▶ [REQUIREMENT]:
Please find all lines containing "pillClass" in the listing below and copy them.

▶ [MATERIAL FOR THIS TASK]:
═══
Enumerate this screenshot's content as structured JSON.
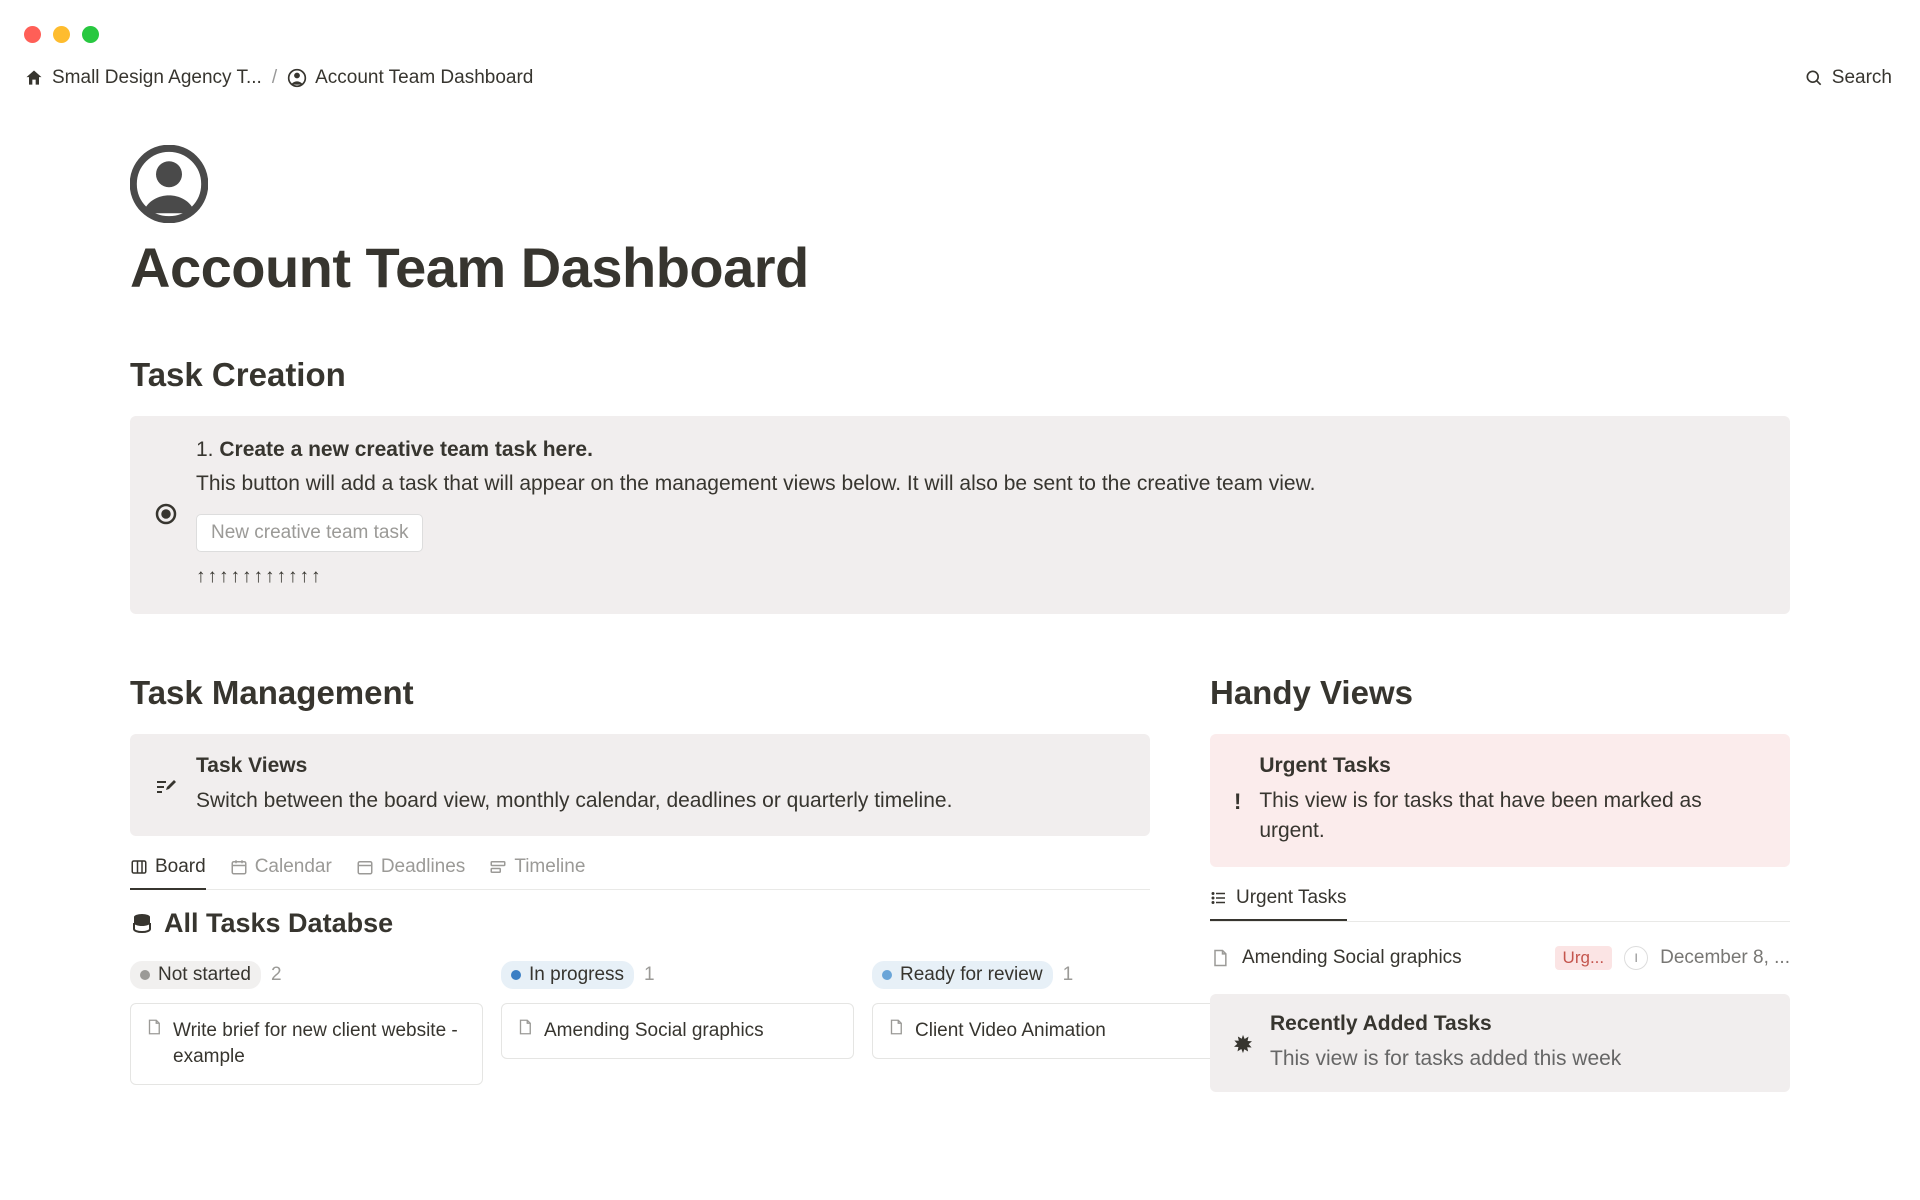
{
  "breadcrumb": {
    "parent": "Small Design Agency T...",
    "current": "Account Team Dashboard"
  },
  "topbar": {
    "search": "Search"
  },
  "page": {
    "title": "Account Team Dashboard"
  },
  "taskCreation": {
    "heading": "Task Creation",
    "calloutNumber": "1. ",
    "calloutBold": "Create a new creative team task here.",
    "calloutDesc": "This button will add a task that will appear on the management views below. It will also be sent to the creative team view.",
    "buttonLabel": "New creative team task",
    "arrows": "↑↑↑↑↑↑↑↑↑↑↑"
  },
  "taskManagement": {
    "heading": "Task Management",
    "viewsTitle": "Task Views",
    "viewsDesc": "Switch between the board view, monthly calendar, deadlines or quarterly timeline.",
    "tabs": {
      "board": "Board",
      "calendar": "Calendar",
      "deadlines": "Deadlines",
      "timeline": "Timeline"
    },
    "dbTitle": "All Tasks Databse",
    "columns": [
      {
        "name": "Not started",
        "count": "2",
        "pillClass": "pill-gray",
        "card": "Write brief for new client website - example"
      },
      {
        "name": "In progress",
        "count": "1",
        "pillClass": "pill-blue",
        "card": "Amending Social graphics"
      },
      {
        "name": "Ready for review",
        "count": "1",
        "pillClass": "pill-lightblue",
        "card": "Client Video Animation"
      }
    ]
  },
  "handyViews": {
    "heading": "Handy Views",
    "urgentTitle": "Urgent Tasks",
    "urgentDesc": "This view is for tasks that have been marked as urgent.",
    "tabLabel": "Urgent Tasks",
    "item": {
      "title": "Amending Social graphics",
      "badge": "Urg...",
      "date": "December 8, ..."
    },
    "recentTitle": "Recently Added Tasks",
    "recentDesc": "This view is for tasks added this week"
  }
}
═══
▶ [YOUR SOLUTION]:
        "pillClass": "pill-gray",
        "pillClass": "pill-blue",
        "pillClass": "pill-lightblue",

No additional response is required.